** Provided entries follows **

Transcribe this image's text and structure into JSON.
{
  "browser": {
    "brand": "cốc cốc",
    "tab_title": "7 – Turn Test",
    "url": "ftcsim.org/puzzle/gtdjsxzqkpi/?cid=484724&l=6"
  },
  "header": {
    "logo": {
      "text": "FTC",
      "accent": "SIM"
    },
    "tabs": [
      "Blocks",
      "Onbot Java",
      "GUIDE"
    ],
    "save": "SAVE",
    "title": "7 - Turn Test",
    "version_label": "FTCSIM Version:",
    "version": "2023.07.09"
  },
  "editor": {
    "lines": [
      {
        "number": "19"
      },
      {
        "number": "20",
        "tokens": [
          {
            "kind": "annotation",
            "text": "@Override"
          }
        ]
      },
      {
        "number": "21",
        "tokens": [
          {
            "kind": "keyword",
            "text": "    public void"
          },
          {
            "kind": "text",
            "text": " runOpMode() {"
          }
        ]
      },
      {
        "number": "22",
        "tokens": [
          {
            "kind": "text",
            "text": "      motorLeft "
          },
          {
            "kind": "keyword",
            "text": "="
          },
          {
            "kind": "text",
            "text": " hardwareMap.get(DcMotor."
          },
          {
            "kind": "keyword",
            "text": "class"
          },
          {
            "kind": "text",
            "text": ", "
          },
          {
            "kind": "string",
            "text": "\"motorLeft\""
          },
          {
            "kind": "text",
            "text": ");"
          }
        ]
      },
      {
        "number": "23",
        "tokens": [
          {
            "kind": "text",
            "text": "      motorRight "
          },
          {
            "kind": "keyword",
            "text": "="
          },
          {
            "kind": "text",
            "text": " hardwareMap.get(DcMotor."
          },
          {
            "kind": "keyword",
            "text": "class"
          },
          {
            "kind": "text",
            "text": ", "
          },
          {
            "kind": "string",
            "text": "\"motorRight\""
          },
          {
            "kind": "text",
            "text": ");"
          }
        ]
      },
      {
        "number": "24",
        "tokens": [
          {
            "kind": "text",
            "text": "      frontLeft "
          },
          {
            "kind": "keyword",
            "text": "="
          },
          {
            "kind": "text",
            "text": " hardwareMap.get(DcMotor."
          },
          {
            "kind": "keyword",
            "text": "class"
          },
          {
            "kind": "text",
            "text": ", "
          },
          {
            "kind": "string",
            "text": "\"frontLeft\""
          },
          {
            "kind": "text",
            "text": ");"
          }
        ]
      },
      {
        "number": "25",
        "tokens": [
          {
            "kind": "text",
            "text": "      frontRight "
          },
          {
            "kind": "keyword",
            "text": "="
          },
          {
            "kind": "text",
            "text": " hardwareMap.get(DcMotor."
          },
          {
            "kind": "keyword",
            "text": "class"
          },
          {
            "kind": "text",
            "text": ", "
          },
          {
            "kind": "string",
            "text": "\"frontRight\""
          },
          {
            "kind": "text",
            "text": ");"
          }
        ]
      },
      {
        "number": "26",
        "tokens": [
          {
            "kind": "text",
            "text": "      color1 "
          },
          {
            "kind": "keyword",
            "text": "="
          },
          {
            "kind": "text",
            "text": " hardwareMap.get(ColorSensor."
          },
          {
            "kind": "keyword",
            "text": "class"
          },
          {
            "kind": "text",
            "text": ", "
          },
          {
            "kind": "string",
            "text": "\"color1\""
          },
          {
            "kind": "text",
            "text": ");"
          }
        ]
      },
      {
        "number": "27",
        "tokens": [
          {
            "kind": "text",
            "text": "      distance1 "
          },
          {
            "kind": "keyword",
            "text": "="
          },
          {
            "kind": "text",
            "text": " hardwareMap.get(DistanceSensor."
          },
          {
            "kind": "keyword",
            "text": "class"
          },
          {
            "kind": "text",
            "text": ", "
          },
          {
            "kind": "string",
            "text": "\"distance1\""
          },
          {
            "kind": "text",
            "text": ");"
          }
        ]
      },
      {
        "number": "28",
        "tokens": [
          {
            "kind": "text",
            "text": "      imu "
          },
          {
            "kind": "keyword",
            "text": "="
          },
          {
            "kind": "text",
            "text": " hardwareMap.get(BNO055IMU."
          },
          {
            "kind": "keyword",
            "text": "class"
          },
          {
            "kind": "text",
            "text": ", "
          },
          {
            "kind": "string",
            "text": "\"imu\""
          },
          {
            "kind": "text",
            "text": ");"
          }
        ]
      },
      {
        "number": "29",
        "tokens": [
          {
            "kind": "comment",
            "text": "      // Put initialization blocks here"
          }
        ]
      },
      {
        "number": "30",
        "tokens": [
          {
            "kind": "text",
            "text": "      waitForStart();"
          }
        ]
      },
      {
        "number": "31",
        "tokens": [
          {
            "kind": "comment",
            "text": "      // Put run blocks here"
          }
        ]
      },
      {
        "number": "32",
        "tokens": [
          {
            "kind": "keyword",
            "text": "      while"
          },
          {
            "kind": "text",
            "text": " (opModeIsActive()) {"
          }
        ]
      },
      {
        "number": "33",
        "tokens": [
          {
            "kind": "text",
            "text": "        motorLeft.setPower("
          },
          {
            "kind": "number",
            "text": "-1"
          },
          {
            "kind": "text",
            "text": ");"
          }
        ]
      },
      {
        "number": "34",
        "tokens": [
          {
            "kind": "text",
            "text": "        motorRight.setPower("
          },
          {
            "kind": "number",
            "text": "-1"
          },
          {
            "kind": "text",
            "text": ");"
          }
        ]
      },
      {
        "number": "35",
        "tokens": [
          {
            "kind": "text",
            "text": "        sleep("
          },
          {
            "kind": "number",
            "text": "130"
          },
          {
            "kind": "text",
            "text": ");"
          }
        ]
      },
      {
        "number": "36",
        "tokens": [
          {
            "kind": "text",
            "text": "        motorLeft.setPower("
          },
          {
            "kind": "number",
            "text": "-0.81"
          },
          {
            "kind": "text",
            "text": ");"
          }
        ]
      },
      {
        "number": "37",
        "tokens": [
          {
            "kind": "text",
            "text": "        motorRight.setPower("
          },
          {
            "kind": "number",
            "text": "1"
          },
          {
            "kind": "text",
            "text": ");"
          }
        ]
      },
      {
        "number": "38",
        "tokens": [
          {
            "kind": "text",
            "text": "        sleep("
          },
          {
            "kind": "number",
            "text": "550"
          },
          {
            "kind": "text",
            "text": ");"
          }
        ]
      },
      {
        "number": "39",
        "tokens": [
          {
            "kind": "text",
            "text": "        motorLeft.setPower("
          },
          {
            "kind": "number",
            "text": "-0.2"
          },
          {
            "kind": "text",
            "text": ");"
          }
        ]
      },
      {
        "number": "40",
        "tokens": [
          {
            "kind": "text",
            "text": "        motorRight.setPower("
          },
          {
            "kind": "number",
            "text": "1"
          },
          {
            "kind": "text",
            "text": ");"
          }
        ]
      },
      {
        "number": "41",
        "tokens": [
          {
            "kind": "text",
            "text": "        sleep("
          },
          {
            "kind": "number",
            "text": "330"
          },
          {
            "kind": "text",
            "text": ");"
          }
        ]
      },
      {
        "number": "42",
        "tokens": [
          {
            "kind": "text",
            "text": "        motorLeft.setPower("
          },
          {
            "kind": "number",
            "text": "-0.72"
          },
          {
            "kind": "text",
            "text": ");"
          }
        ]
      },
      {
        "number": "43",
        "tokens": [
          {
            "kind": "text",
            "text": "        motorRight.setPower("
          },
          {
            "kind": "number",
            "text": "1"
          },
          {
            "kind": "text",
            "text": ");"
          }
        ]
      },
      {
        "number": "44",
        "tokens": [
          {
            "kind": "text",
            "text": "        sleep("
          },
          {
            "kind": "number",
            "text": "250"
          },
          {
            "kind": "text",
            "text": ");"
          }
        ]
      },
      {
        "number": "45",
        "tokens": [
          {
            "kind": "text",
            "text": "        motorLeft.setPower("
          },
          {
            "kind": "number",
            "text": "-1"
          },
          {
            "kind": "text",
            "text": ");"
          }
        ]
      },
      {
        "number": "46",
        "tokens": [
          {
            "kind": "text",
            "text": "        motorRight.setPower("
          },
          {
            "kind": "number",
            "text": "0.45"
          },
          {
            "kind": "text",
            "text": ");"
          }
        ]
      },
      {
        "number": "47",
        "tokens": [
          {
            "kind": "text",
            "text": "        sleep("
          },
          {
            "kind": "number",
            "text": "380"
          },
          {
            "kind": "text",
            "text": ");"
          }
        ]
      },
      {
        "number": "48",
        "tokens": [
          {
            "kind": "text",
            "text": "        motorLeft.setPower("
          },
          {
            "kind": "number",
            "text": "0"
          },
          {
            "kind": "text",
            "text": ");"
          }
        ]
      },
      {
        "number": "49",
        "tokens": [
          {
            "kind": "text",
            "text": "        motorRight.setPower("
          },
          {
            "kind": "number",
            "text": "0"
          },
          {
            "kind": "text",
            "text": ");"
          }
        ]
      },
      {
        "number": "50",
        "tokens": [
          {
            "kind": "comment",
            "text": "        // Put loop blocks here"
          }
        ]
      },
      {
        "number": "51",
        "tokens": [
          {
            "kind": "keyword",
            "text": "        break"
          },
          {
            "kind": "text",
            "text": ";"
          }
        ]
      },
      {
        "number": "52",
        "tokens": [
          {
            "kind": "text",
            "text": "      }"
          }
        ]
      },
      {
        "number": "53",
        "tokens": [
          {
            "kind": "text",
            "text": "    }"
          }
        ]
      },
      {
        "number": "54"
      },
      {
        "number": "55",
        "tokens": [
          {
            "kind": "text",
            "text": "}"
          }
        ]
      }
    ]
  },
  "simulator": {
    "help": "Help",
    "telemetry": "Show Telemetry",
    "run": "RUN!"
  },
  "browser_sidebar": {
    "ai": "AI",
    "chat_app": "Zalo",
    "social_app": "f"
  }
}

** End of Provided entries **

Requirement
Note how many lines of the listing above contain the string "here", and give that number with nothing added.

Result of this exercise
3